• [Directions for this task]
Nothing in the listing may change. Repeat all of it.
-----
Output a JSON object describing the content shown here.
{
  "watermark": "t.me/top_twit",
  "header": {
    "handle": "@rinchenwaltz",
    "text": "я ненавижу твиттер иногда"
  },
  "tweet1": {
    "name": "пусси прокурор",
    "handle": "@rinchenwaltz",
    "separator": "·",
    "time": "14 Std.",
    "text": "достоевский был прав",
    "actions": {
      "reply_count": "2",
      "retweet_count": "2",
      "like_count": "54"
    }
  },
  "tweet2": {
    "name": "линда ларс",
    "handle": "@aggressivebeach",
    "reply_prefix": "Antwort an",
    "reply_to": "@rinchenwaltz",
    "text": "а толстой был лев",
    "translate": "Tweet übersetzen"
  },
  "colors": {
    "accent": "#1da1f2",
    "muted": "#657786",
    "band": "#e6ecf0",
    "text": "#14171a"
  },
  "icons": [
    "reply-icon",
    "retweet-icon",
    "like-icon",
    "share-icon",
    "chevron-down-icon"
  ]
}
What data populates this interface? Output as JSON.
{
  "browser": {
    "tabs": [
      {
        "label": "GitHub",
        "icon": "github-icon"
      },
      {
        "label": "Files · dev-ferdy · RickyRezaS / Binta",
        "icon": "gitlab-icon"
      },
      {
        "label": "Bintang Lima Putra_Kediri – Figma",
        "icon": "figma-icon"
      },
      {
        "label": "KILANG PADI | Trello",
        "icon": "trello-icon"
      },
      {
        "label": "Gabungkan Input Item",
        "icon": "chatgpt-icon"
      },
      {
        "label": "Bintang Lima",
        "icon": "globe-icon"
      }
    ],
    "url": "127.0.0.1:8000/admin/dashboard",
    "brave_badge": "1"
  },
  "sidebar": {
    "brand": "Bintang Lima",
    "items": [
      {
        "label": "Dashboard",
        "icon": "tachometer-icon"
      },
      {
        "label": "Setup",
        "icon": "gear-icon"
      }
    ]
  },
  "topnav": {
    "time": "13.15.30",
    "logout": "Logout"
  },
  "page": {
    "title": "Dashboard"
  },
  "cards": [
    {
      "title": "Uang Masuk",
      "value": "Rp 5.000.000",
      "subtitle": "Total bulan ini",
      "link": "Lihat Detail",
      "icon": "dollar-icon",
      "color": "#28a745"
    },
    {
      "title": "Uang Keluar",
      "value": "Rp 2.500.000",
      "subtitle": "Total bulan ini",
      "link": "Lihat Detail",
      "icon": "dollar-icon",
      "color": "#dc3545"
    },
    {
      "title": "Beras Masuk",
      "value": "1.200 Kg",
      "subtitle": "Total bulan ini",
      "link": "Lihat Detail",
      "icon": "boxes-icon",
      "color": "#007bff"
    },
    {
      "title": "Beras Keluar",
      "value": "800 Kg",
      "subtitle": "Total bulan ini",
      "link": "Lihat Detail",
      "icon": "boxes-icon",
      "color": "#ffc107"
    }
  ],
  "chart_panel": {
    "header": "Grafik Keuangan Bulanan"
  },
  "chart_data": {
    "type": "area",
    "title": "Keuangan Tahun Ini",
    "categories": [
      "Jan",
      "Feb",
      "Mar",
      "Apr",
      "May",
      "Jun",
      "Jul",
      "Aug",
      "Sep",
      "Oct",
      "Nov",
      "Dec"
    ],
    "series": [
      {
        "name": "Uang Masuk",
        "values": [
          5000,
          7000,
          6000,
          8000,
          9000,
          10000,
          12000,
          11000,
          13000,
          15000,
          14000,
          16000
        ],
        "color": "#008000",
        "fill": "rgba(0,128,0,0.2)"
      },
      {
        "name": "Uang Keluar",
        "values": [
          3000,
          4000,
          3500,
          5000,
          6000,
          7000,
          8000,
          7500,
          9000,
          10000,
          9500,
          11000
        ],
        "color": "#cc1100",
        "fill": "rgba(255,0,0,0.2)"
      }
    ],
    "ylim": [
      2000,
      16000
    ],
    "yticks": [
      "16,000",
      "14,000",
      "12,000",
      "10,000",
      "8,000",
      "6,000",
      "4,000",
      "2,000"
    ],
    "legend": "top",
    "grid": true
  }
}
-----
• [Task answer]
Output a JSON object describing the content shown here.
{
  "watermark": "t.me/top_twit",
  "header": {
    "handle": "@rinchenwaltz",
    "text": "я ненавижу твиттер иногда"
  },
  "tweet1": {
    "name": "пусси прокурор",
    "handle": "@rinchenwaltz",
    "separator": "·",
    "time": "14 Std.",
    "text": "достоевский был прав",
    "actions": {
      "reply_count": "2",
      "retweet_count": "2",
      "like_count": "54"
    }
  },
  "tweet2": {
    "name": "линда ларс",
    "handle": "@aggressivebeach",
    "reply_prefix": "Antwort an",
    "reply_to": "@rinchenwaltz",
    "text": "а толстой был лев",
    "translate": "Tweet übersetzen"
  },
  "colors": {
    "accent": "#1da1f2",
    "muted": "#657786",
    "band": "#e6ecf0",
    "text": "#14171a"
  },
  "icons": [
    "reply-icon",
    "retweet-icon",
    "like-icon",
    "share-icon",
    "chevron-down-icon"
  ]
}
What data populates this interface? Output as JSON.
{
  "browser": {
    "tabs": [
      {
        "label": "GitHub",
        "icon": "github-icon"
      },
      {
        "label": "Files · dev-ferdy · RickyRezaS / Binta",
        "icon": "gitlab-icon"
      },
      {
        "label": "Bintang Lima Putra_Kediri – Figma",
        "icon": "figma-icon"
      },
      {
        "label": "KILANG PADI | Trello",
        "icon": "trello-icon"
      },
      {
        "label": "Gabungkan Input Item",
        "icon": "chatgpt-icon"
      },
      {
        "label": "Bintang Lima",
        "icon": "globe-icon"
      }
    ],
    "url": "127.0.0.1:8000/admin/dashboard",
    "brave_badge": "1"
  },
  "sidebar": {
    "brand": "Bintang Lima",
    "items": [
      {
        "label": "Dashboard",
        "icon": "tachometer-icon"
      },
      {
        "label": "Setup",
        "icon": "gear-icon"
      }
    ]
  },
  "topnav": {
    "time": "13.15.30",
    "logout": "Logout"
  },
  "page": {
    "title": "Dashboard"
  },
  "cards": [
    {
      "title": "Uang Masuk",
      "value": "Rp 5.000.000",
      "subtitle": "Total bulan ini",
      "link": "Lihat Detail",
      "icon": "dollar-icon",
      "color": "#28a745"
    },
    {
      "title": "Uang Keluar",
      "value": "Rp 2.500.000",
      "subtitle": "Total bulan ini",
      "link": "Lihat Detail",
      "icon": "dollar-icon",
      "color": "#dc3545"
    },
    {
      "title": "Beras Masuk",
      "value": "1.200 Kg",
      "subtitle": "Total bulan ini",
      "link": "Lihat Detail",
      "icon": "boxes-icon",
      "color": "#007bff"
    },
    {
      "title": "Beras Keluar",
      "value": "800 Kg",
      "subtitle": "Total bulan ini",
      "link": "Lihat Detail",
      "icon": "boxes-icon",
      "color": "#ffc107"
    }
  ],
  "chart_panel": {
    "header": "Grafik Keuangan Bulanan"
  },
  "chart_data": {
    "type": "area",
    "title": "Keuangan Tahun Ini",
    "categories": [
      "Jan",
      "Feb",
      "Mar",
      "Apr",
      "May",
      "Jun",
      "Jul",
      "Aug",
      "Sep",
      "Oct",
      "Nov",
      "Dec"
    ],
    "series": [
      {
        "name": "Uang Masuk",
        "values": [
          5000,
          7000,
          6000,
          8000,
          9000,
          10000,
          12000,
          11000,
          13000,
          15000,
          14000,
          16000
        ],
        "color": "#008000",
        "fill": "rgba(0,128,0,0.2)"
      },
      {
        "name": "Uang Keluar",
        "values": [
          3000,
          4000,
          3500,
          5000,
          6000,
          7000,
          8000,
          7500,
          9000,
          10000,
          9500,
          11000
        ],
        "color": "#cc1100",
        "fill": "rgba(255,0,0,0.2)"
      }
    ],
    "ylim": [
      2000,
      16000
    ],
    "yticks": [
      "16,000",
      "14,000",
      "12,000",
      "10,000",
      "8,000",
      "6,000",
      "4,000",
      "2,000"
    ],
    "legend": "top",
    "grid": true
  }
}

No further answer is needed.